In the meantime, Howarth’s Community Outreach and Engagement Core at the University of Pennsylvania’s Environmental Toxicology Center is developing public outreach programs around issues of environmental health. She says she wants to show the regulatory bodies that residents are interested in “pushing both the government agencies and the industries to answer for any incremental increase in exposure or violation of a permit.” Howarth says that the behavior of industries changes when “people know that they’re under scrutiny.” Another local organization, the Chester Environmental Partnership, has opened a dialogue between the companies and the residents, she says. “It is accomplishing what I think is an important part of achieving environmental justice—actually talking to people who are impacted by environmental hazards.”

Her outreach focuses both on preventing citizens from contracting disease and on how they can effectively treat health problems. This means signing up residents for air quality alerts from the EPA and telling people to stay inside on days with particularly unhealthy air quality. There is a summer camp that teaches kids and parents how to use an inhaler effectively and programs to teach athletic coaches how to handle their asthmatic athletes.

James-Todd, the Harvard epidemiologist, agrees that public education is an important part of improving quality of life. She stresses the importance of citizens coordinating with local institutions and health educators in order to gain access to information and resources. These programs are of vital importance for communities with limited wealth, time, and political clout, she says. “It’s hard when people are not connected and are disenfranchised—and don’t have the resources to really make change,” she says.

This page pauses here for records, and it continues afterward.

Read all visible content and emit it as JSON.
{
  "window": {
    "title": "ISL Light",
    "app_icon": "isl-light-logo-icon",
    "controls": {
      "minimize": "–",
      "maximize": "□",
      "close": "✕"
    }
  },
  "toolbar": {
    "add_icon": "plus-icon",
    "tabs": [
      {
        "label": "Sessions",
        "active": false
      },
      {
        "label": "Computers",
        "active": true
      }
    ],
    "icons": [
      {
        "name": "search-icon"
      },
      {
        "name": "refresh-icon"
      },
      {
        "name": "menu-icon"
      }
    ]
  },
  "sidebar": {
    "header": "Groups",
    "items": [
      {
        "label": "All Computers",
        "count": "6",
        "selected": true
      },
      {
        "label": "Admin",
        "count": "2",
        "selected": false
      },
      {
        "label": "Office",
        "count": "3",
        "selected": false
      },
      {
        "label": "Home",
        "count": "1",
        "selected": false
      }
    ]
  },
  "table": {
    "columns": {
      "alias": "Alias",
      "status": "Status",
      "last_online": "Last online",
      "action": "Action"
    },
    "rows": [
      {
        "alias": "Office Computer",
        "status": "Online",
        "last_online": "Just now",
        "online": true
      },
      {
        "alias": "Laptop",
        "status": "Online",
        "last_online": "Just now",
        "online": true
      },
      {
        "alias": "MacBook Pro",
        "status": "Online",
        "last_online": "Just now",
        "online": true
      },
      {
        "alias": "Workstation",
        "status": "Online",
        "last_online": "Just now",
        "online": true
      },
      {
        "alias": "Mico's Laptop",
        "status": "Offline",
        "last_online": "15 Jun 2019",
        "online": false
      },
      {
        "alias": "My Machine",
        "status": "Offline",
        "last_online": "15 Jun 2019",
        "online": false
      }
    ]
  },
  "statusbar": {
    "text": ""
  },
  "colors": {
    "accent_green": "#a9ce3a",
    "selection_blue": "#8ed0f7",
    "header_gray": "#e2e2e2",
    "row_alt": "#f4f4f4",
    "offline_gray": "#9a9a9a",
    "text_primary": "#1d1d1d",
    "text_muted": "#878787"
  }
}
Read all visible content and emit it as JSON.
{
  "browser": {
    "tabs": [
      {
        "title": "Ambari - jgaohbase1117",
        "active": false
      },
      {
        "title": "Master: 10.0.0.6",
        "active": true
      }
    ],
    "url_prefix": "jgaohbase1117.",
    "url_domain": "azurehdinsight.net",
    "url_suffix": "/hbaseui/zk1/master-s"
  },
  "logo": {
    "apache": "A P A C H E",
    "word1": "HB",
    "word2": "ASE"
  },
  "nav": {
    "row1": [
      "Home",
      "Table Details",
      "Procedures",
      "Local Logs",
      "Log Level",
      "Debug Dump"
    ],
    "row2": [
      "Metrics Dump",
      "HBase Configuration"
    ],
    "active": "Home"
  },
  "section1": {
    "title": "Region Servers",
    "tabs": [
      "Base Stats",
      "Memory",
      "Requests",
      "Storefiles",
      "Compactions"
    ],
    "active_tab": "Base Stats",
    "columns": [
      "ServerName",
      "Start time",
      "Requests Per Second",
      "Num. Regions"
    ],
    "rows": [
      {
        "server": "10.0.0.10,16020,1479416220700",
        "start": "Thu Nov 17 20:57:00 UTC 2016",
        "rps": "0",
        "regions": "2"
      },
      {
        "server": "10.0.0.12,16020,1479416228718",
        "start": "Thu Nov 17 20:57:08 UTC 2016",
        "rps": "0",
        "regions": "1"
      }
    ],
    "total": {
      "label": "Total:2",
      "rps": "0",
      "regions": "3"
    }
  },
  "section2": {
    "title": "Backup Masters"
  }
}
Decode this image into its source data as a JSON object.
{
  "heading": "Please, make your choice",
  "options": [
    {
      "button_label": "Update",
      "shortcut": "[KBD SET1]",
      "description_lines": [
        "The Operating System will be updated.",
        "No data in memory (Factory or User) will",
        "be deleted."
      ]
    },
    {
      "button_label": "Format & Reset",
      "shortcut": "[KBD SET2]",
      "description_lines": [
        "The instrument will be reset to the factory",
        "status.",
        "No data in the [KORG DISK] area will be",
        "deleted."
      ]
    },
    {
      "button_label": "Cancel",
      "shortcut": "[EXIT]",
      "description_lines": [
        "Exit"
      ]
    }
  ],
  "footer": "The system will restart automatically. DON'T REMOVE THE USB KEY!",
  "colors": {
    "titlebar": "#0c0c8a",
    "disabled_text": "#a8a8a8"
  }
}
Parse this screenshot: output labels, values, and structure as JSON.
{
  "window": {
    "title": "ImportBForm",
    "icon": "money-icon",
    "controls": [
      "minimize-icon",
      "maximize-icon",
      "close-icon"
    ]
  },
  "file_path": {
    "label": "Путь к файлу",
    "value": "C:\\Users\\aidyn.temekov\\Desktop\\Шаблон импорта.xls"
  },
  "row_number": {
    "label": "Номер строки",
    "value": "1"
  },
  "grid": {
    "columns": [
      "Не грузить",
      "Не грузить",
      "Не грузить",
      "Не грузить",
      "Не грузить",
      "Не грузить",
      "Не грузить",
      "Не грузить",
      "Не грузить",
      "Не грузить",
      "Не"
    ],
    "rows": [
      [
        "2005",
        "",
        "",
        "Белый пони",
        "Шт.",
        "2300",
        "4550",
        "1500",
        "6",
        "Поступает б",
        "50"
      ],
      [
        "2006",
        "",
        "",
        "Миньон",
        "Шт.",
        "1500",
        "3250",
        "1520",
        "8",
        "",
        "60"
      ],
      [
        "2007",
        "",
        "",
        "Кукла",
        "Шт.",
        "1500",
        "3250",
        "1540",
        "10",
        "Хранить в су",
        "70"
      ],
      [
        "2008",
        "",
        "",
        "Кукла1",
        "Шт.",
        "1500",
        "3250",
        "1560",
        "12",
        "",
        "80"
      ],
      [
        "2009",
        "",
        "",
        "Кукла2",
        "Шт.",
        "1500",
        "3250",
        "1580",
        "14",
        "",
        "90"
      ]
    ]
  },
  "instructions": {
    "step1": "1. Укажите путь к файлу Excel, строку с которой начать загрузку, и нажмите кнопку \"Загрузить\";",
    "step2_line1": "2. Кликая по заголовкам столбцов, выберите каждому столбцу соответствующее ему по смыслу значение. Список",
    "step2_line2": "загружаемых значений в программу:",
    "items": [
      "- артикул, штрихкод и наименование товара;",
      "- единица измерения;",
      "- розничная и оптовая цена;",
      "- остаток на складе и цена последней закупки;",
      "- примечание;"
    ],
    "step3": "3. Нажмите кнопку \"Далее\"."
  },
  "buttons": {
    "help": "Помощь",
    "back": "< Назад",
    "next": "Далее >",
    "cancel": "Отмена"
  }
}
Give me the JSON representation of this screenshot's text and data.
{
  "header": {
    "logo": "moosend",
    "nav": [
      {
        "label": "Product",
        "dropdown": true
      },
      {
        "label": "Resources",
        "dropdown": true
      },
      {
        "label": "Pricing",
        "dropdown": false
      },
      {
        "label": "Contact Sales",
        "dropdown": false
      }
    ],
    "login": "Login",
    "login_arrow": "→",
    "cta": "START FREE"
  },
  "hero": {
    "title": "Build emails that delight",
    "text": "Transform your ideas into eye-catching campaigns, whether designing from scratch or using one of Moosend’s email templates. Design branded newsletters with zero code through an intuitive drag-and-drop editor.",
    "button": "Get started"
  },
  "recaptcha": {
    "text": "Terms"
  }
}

Still, Howarth admits community organizations can’t solve these problems entirely on their own—communities also rely on government to provide oversight. “The public has the sense that industry is so over-regulated,” she says. “In fact, I don’t believe from a health standpoint that they’re even close to regulated enough.”